Top of Exercise material
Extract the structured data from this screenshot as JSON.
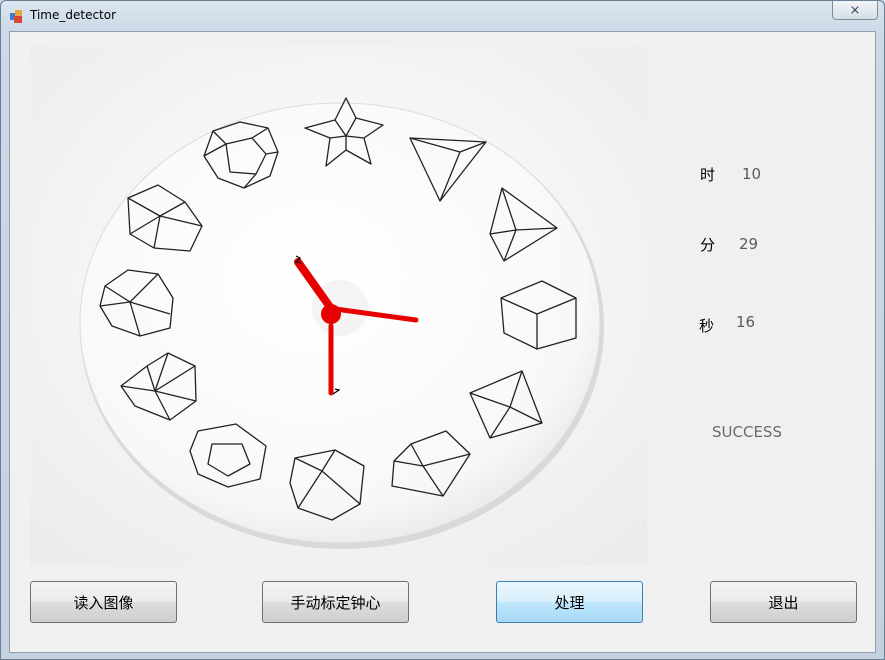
{
  "window": {
    "title": "Time_detector",
    "close_glyph": "⨯"
  },
  "results": {
    "hour_label": "时",
    "hour_value": "10",
    "minute_label": "分",
    "minute_value": "29",
    "second_label": "秒",
    "second_value": "16",
    "status": "SUCCESS"
  },
  "buttons": {
    "load_image": "读入图像",
    "calibrate_center": "手动标定钟心",
    "process": "处理",
    "exit": "退出"
  },
  "colors": {
    "hands": "#e60000",
    "face": "#fafafa",
    "accent": "#3c7fb1"
  }
}
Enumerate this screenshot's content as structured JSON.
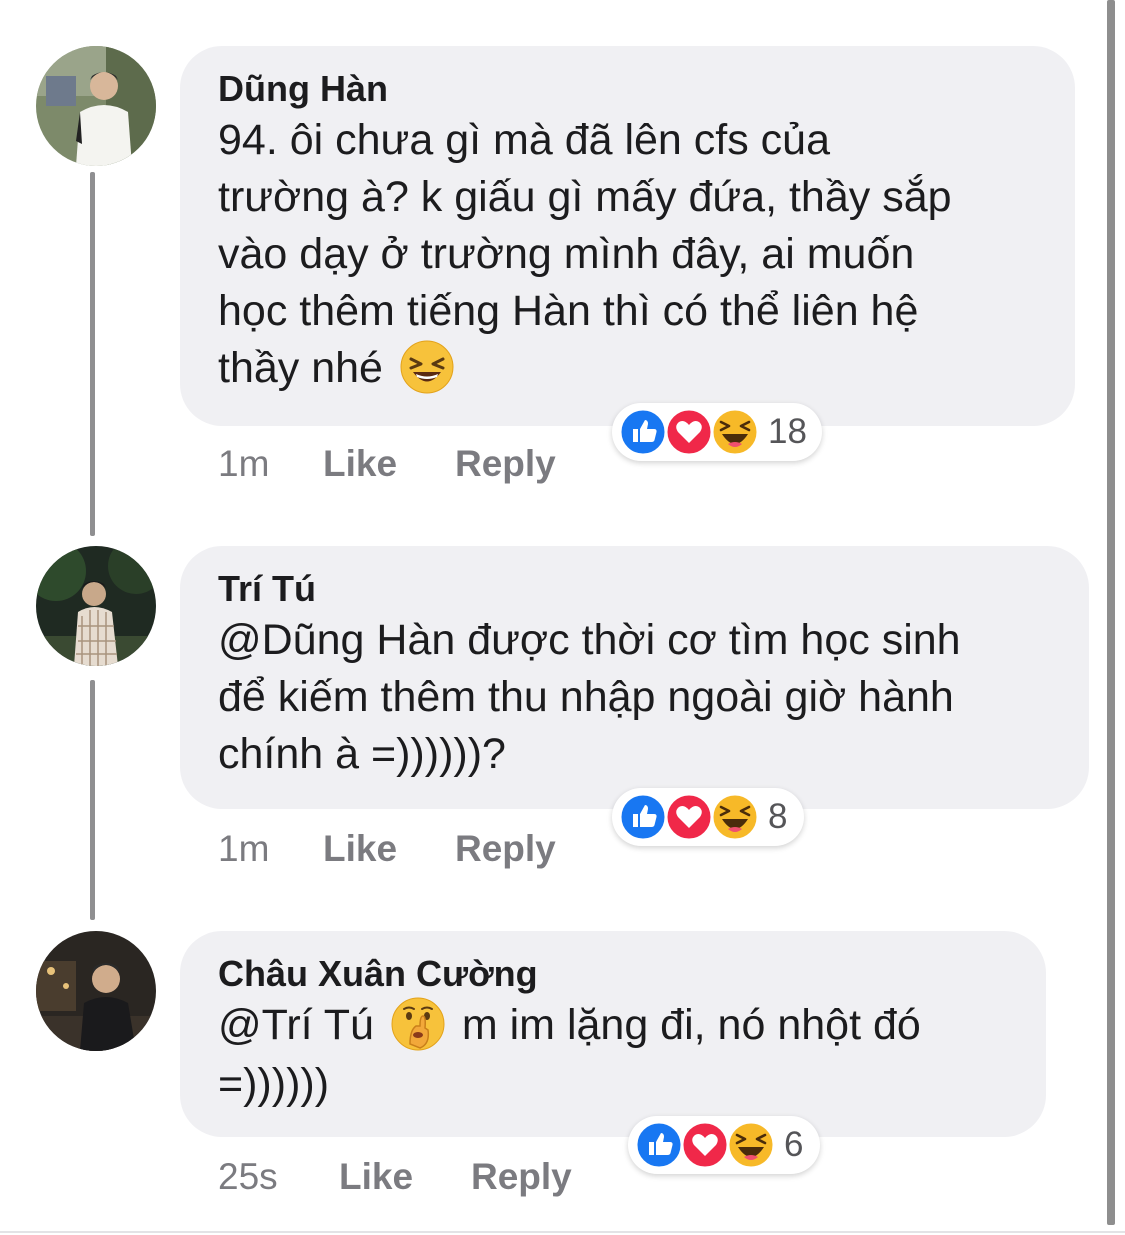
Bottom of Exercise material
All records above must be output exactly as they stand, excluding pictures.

Extract the structured data from this screenshot as JSON.
{
  "window": {
    "title": "Time_detector",
    "close_glyph": "⨯"
  },
  "results": {
    "hour_label": "时",
    "hour_value": "10",
    "minute_label": "分",
    "minute_value": "29",
    "second_label": "秒",
    "second_value": "16",
    "status": "SUCCESS"
  },
  "buttons": {
    "load_image": "读入图像",
    "calibrate_center": "手动标定钟心",
    "process": "处理",
    "exit": "退出"
  },
  "colors": {
    "hands": "#e60000",
    "face": "#fafafa",
    "accent": "#3c7fb1"
  }
}
Enumerate this screenshot's content as structured JSON.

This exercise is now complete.